[What to do] Restate word for word every entry that appears below, skipping its pictures.
<<<<
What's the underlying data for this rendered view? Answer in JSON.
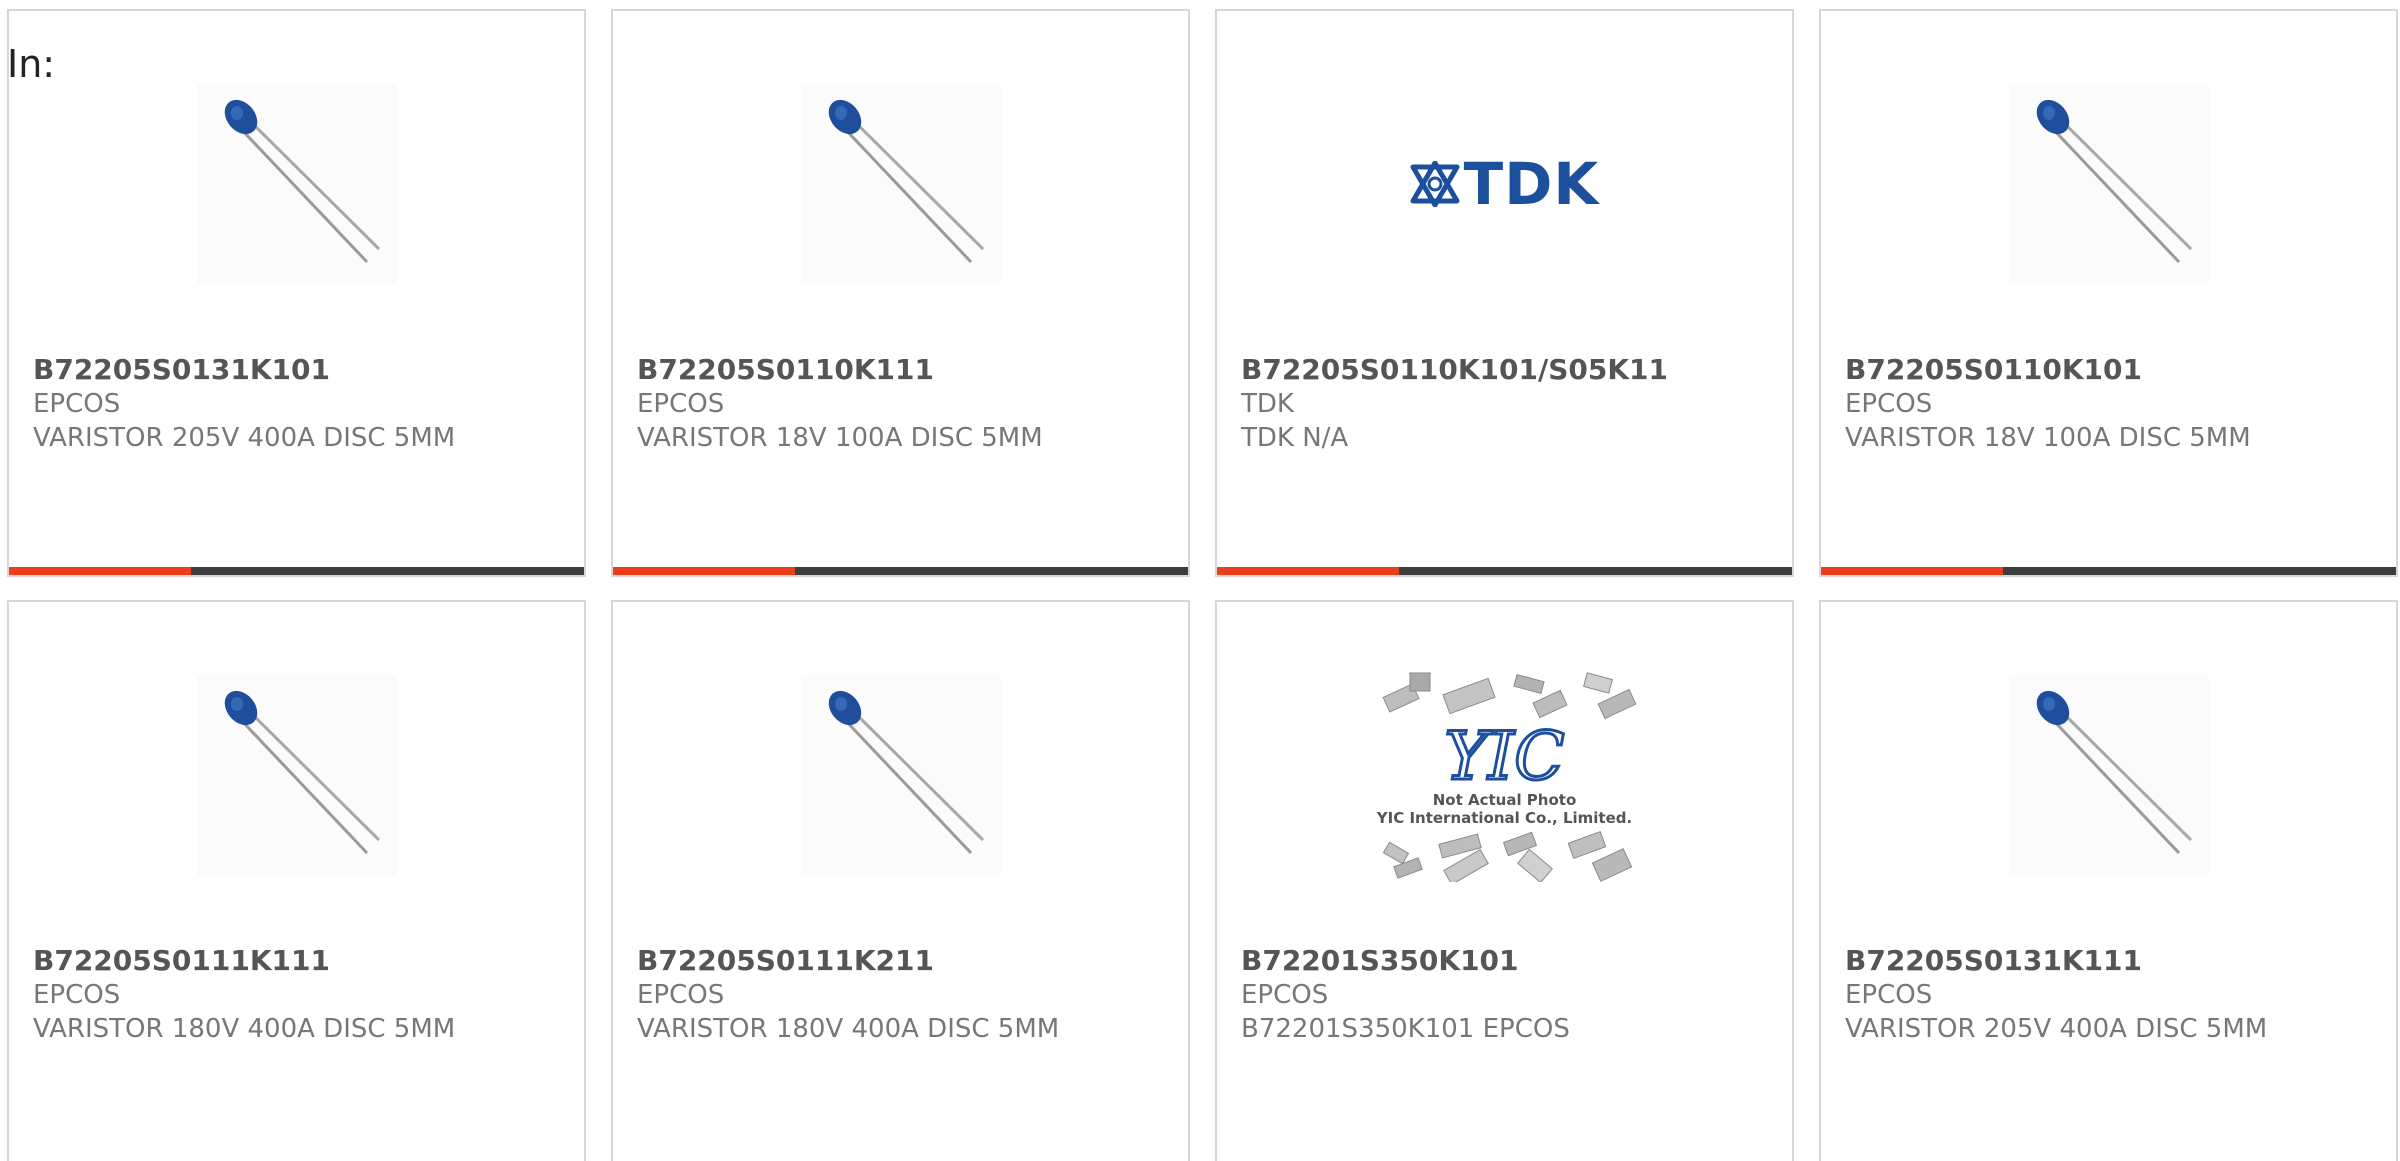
{
  "filter_label": "In:",
  "colors": {
    "accent": "#e8401c",
    "bar_dark": "#3d3d3d",
    "card_border": "#d7d7d7",
    "part_number": "#555555",
    "secondary_text": "#777777",
    "varistor_body": "#1f4f9c",
    "tdk_blue": "#1c4f9c"
  },
  "products": [
    {
      "part_number": "B72205S0131K101",
      "manufacturer": "EPCOS",
      "description": "VARISTOR 205V 400A DISC 5MM",
      "image": "varistor-photo",
      "show_bar": true
    },
    {
      "part_number": "B72205S0110K111",
      "manufacturer": "EPCOS",
      "description": "VARISTOR 18V 100A DISC 5MM",
      "image": "varistor-photo",
      "show_bar": true
    },
    {
      "part_number": "B72205S0110K101/S05K11",
      "manufacturer": "TDK",
      "description": "TDK N/A",
      "image": "tdk-logo",
      "logo_text": "TDK",
      "show_bar": true
    },
    {
      "part_number": "B72205S0110K101",
      "manufacturer": "EPCOS",
      "description": "VARISTOR 18V 100A DISC 5MM",
      "image": "varistor-photo",
      "show_bar": true
    },
    {
      "part_number": "B72205S0111K111",
      "manufacturer": "EPCOS",
      "description": "VARISTOR 180V 400A DISC 5MM",
      "image": "varistor-photo",
      "show_bar": false
    },
    {
      "part_number": "B72205S0111K211",
      "manufacturer": "EPCOS",
      "description": "VARISTOR 180V 400A DISC 5MM",
      "image": "varistor-photo",
      "show_bar": false
    },
    {
      "part_number": "B72201S350K101",
      "manufacturer": "EPCOS",
      "description": "B72201S350K101 EPCOS",
      "image": "yic-placeholder",
      "placeholder_logo": "YIC",
      "placeholder_line1": "Not Actual Photo",
      "placeholder_line2": "YIC International Co., Limited.",
      "show_bar": false
    },
    {
      "part_number": "B72205S0131K111",
      "manufacturer": "EPCOS",
      "description": "VARISTOR 205V 400A DISC 5MM",
      "image": "varistor-photo",
      "show_bar": false
    }
  ]
}
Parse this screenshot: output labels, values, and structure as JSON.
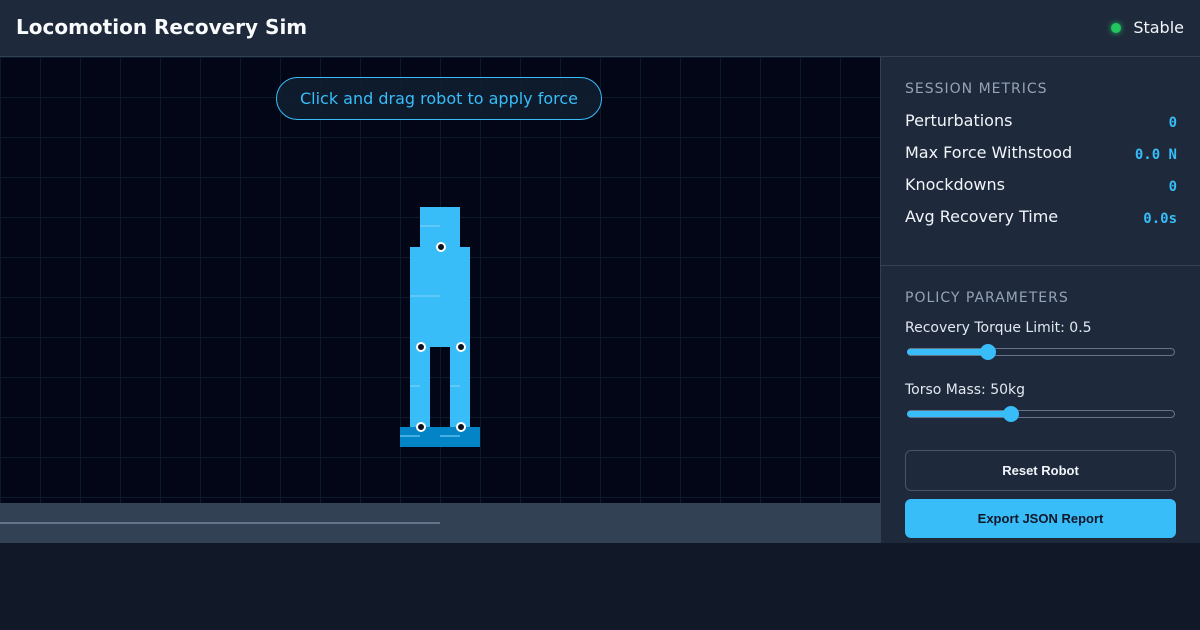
{
  "header": {
    "title": "Locomotion Recovery Sim",
    "status_label": "Stable",
    "status_color": "#22c55e"
  },
  "simulation": {
    "hint": "Click and drag robot to apply force"
  },
  "metrics": {
    "title": "SESSION METRICS",
    "items": [
      {
        "label": "Perturbations",
        "value": "0"
      },
      {
        "label": "Max Force Withstood",
        "value": "0.0 N"
      },
      {
        "label": "Knockdowns",
        "value": "0"
      },
      {
        "label": "Avg Recovery Time",
        "value": "0.0s"
      }
    ]
  },
  "params": {
    "title": "POLICY PARAMETERS",
    "torque": {
      "label": "Recovery Torque Limit: 0.5",
      "fraction": 0.3
    },
    "mass": {
      "label": "Torso Mass: 50kg",
      "fraction": 0.385
    }
  },
  "buttons": {
    "reset": "Reset Robot",
    "export": "Export JSON Report"
  },
  "colors": {
    "accent": "#38bdf8",
    "background": "#111827",
    "panel": "#1e293b"
  }
}
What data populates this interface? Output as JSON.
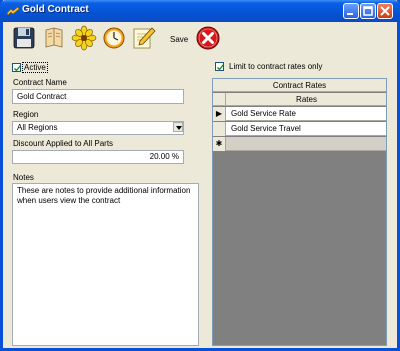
{
  "window": {
    "title": "Gold Contract"
  },
  "toolbar": {
    "save_label": "Save"
  },
  "form": {
    "active_label": "Active",
    "active_checked": true,
    "contract_name_label": "Contract Name",
    "contract_name_value": "Gold Contract",
    "region_label": "Region",
    "region_value": "All Regions",
    "discount_label": "Discount Applied to All Parts",
    "discount_value": "20.00 %",
    "notes_label": "Notes",
    "notes_value": "These are notes to provide additional information when users view the contract"
  },
  "rates": {
    "limit_label": "Limit to contract rates only",
    "limit_checked": true,
    "caption": "Contract Rates",
    "column_header": "Rates",
    "rows": [
      {
        "value": "Gold Service Rate",
        "marker": "▶"
      },
      {
        "value": "Gold Service Travel",
        "marker": ""
      }
    ],
    "new_row_marker": "✱"
  },
  "colors": {
    "titlebar": "#0553d4",
    "window_bg": "#ece9d8",
    "close_button": "#d03a10"
  },
  "icons": [
    "app-icon",
    "save-icon",
    "book-icon",
    "flower-icon",
    "clock-icon",
    "edit-pencil-icon",
    "delete-icon",
    "minimize-icon",
    "maximize-icon",
    "close-icon"
  ]
}
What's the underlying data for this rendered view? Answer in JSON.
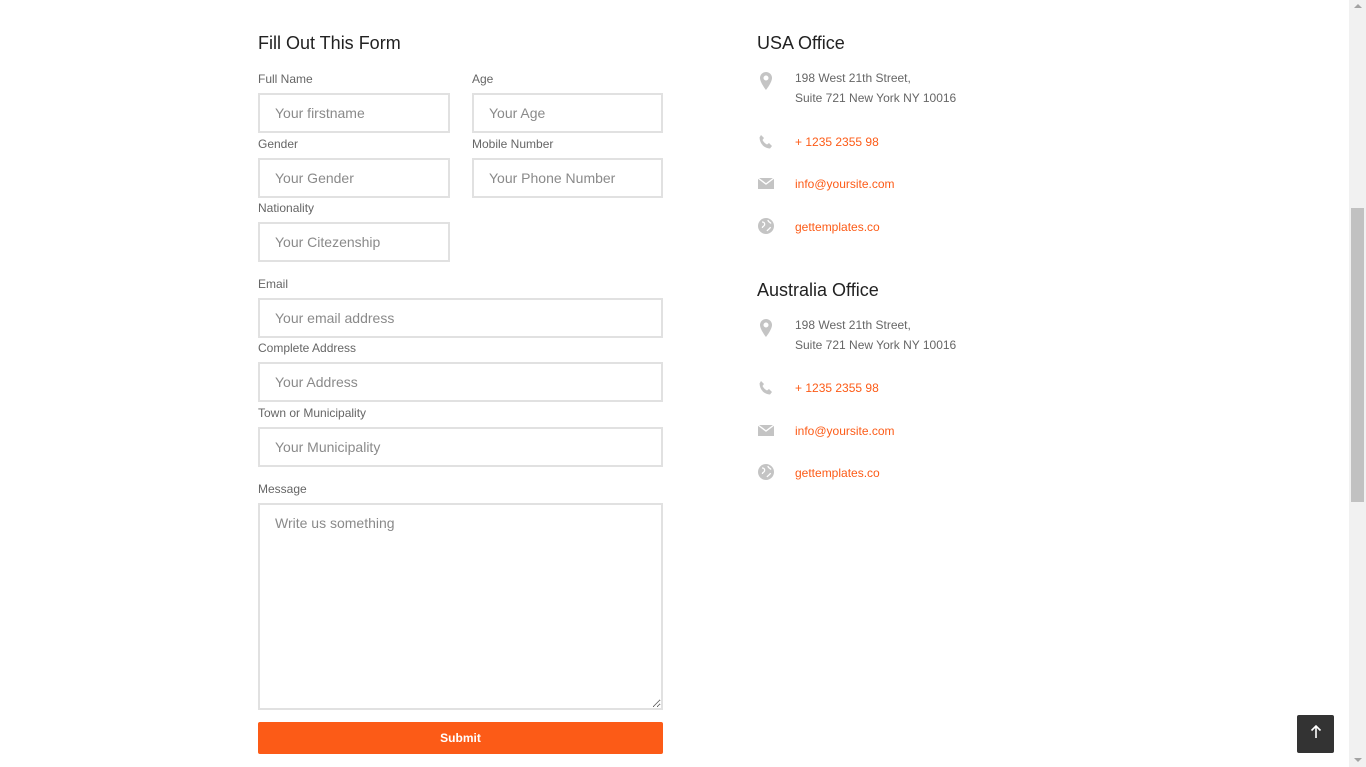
{
  "form": {
    "title": "Fill Out This Form",
    "fields": {
      "full_name": {
        "label": "Full Name",
        "placeholder": "Your firstname"
      },
      "age": {
        "label": "Age",
        "placeholder": "Your Age"
      },
      "gender": {
        "label": "Gender",
        "placeholder": "Your Gender"
      },
      "mobile": {
        "label": "Mobile Number",
        "placeholder": "Your Phone Number"
      },
      "nationality": {
        "label": "Nationality",
        "placeholder": "Your Citezenship"
      },
      "email": {
        "label": "Email",
        "placeholder": "Your email address"
      },
      "address": {
        "label": "Complete Address",
        "placeholder": "Your Address"
      },
      "municipality": {
        "label": "Town or Municipality",
        "placeholder": "Your Municipality"
      },
      "message": {
        "label": "Message",
        "placeholder": "Write us something"
      }
    },
    "submit_label": "Submit"
  },
  "offices": [
    {
      "title": "USA Office",
      "address_line1": "198 West 21th Street,",
      "address_line2": "Suite 721 New York NY 10016",
      "phone": "+ 1235 2355 98",
      "email": "info@yoursite.com",
      "website": "gettemplates.co"
    },
    {
      "title": "Australia Office",
      "address_line1": "198 West 21th Street,",
      "address_line2": "Suite 721 New York NY 10016",
      "phone": "+ 1235 2355 98",
      "email": "info@yoursite.com",
      "website": "gettemplates.co"
    }
  ],
  "icons": {
    "location": "map-pin-icon",
    "phone": "phone-icon",
    "email": "envelope-icon",
    "website": "globe-icon",
    "back_to_top": "arrow-up-icon"
  },
  "colors": {
    "accent": "#fc5b17",
    "icon_gray": "#c4c4c4",
    "to_top_bg": "#333333"
  }
}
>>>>
[The answer]
What's the underlying data for this rendered view? Answer in JSON.
{
  "filter_label": "In:",
  "colors": {
    "accent": "#e8401c",
    "bar_dark": "#3d3d3d",
    "card_border": "#d7d7d7",
    "part_number": "#555555",
    "secondary_text": "#777777",
    "varistor_body": "#1f4f9c",
    "tdk_blue": "#1c4f9c"
  },
  "products": [
    {
      "part_number": "B72205S0131K101",
      "manufacturer": "EPCOS",
      "description": "VARISTOR 205V 400A DISC 5MM",
      "image": "varistor-photo",
      "show_bar": true
    },
    {
      "part_number": "B72205S0110K111",
      "manufacturer": "EPCOS",
      "description": "VARISTOR 18V 100A DISC 5MM",
      "image": "varistor-photo",
      "show_bar": true
    },
    {
      "part_number": "B72205S0110K101/S05K11",
      "manufacturer": "TDK",
      "description": "TDK N/A",
      "image": "tdk-logo",
      "logo_text": "TDK",
      "show_bar": true
    },
    {
      "part_number": "B72205S0110K101",
      "manufacturer": "EPCOS",
      "description": "VARISTOR 18V 100A DISC 5MM",
      "image": "varistor-photo",
      "show_bar": true
    },
    {
      "part_number": "B72205S0111K111",
      "manufacturer": "EPCOS",
      "description": "VARISTOR 180V 400A DISC 5MM",
      "image": "varistor-photo",
      "show_bar": false
    },
    {
      "part_number": "B72205S0111K211",
      "manufacturer": "EPCOS",
      "description": "VARISTOR 180V 400A DISC 5MM",
      "image": "varistor-photo",
      "show_bar": false
    },
    {
      "part_number": "B72201S350K101",
      "manufacturer": "EPCOS",
      "description": "B72201S350K101 EPCOS",
      "image": "yic-placeholder",
      "placeholder_logo": "YIC",
      "placeholder_line1": "Not Actual Photo",
      "placeholder_line2": "YIC International Co., Limited.",
      "show_bar": false
    },
    {
      "part_number": "B72205S0131K111",
      "manufacturer": "EPCOS",
      "description": "VARISTOR 205V 400A DISC 5MM",
      "image": "varistor-photo",
      "show_bar": false
    }
  ]
}
Parse this screenshot: output labels, values, and structure as JSON.
{
  "header": {
    "title": "Locomotion Recovery Sim",
    "status_label": "Stable",
    "status_color": "#22c55e"
  },
  "simulation": {
    "hint": "Click and drag robot to apply force"
  },
  "metrics": {
    "title": "SESSION METRICS",
    "items": [
      {
        "label": "Perturbations",
        "value": "0"
      },
      {
        "label": "Max Force Withstood",
        "value": "0.0 N"
      },
      {
        "label": "Knockdowns",
        "value": "0"
      },
      {
        "label": "Avg Recovery Time",
        "value": "0.0s"
      }
    ]
  },
  "params": {
    "title": "POLICY PARAMETERS",
    "torque": {
      "label": "Recovery Torque Limit: 0.5",
      "fraction": 0.3
    },
    "mass": {
      "label": "Torso Mass: 50kg",
      "fraction": 0.385
    }
  },
  "buttons": {
    "reset": "Reset Robot",
    "export": "Export JSON Report"
  },
  "colors": {
    "accent": "#38bdf8",
    "background": "#111827",
    "panel": "#1e293b"
  }
}
What data populates this interface? Output as JSON.
{
  "window": {
    "title": "Gold Contract"
  },
  "toolbar": {
    "save_label": "Save"
  },
  "form": {
    "active_label": "Active",
    "active_checked": true,
    "contract_name_label": "Contract Name",
    "contract_name_value": "Gold Contract",
    "region_label": "Region",
    "region_value": "All Regions",
    "discount_label": "Discount Applied to All Parts",
    "discount_value": "20.00 %",
    "notes_label": "Notes",
    "notes_value": "These are notes to provide additional information when users view the contract"
  },
  "rates": {
    "limit_label": "Limit to contract rates only",
    "limit_checked": true,
    "caption": "Contract Rates",
    "column_header": "Rates",
    "rows": [
      {
        "value": "Gold Service Rate",
        "marker": "▶"
      },
      {
        "value": "Gold Service Travel",
        "marker": ""
      }
    ],
    "new_row_marker": "✱"
  },
  "colors": {
    "titlebar": "#0553d4",
    "window_bg": "#ece9d8",
    "close_button": "#d03a10"
  },
  "icons": [
    "app-icon",
    "save-icon",
    "book-icon",
    "flower-icon",
    "clock-icon",
    "edit-pencil-icon",
    "delete-icon",
    "minimize-icon",
    "maximize-icon",
    "close-icon"
  ]
}
What's the underlying data for this rendered view? Answer in JSON.
{
  "form": {
    "title": "Fill Out This Form",
    "fields": {
      "full_name": {
        "label": "Full Name",
        "placeholder": "Your firstname"
      },
      "age": {
        "label": "Age",
        "placeholder": "Your Age"
      },
      "gender": {
        "label": "Gender",
        "placeholder": "Your Gender"
      },
      "mobile": {
        "label": "Mobile Number",
        "placeholder": "Your Phone Number"
      },
      "nationality": {
        "label": "Nationality",
        "placeholder": "Your Citezenship"
      },
      "email": {
        "label": "Email",
        "placeholder": "Your email address"
      },
      "address": {
        "label": "Complete Address",
        "placeholder": "Your Address"
      },
      "municipality": {
        "label": "Town or Municipality",
        "placeholder": "Your Municipality"
      },
      "message": {
        "label": "Message",
        "placeholder": "Write us something"
      }
    },
    "submit_label": "Submit"
  },
  "offices": [
    {
      "title": "USA Office",
      "address_line1": "198 West 21th Street,",
      "address_line2": "Suite 721 New York NY 10016",
      "phone": "+ 1235 2355 98",
      "email": "info@yoursite.com",
      "website": "gettemplates.co"
    },
    {
      "title": "Australia Office",
      "address_line1": "198 West 21th Street,",
      "address_line2": "Suite 721 New York NY 10016",
      "phone": "+ 1235 2355 98",
      "email": "info@yoursite.com",
      "website": "gettemplates.co"
    }
  ],
  "icons": {
    "location": "map-pin-icon",
    "phone": "phone-icon",
    "email": "envelope-icon",
    "website": "globe-icon",
    "back_to_top": "arrow-up-icon"
  },
  "colors": {
    "accent": "#fc5b17",
    "icon_gray": "#c4c4c4",
    "to_top_bg": "#333333"
  }
}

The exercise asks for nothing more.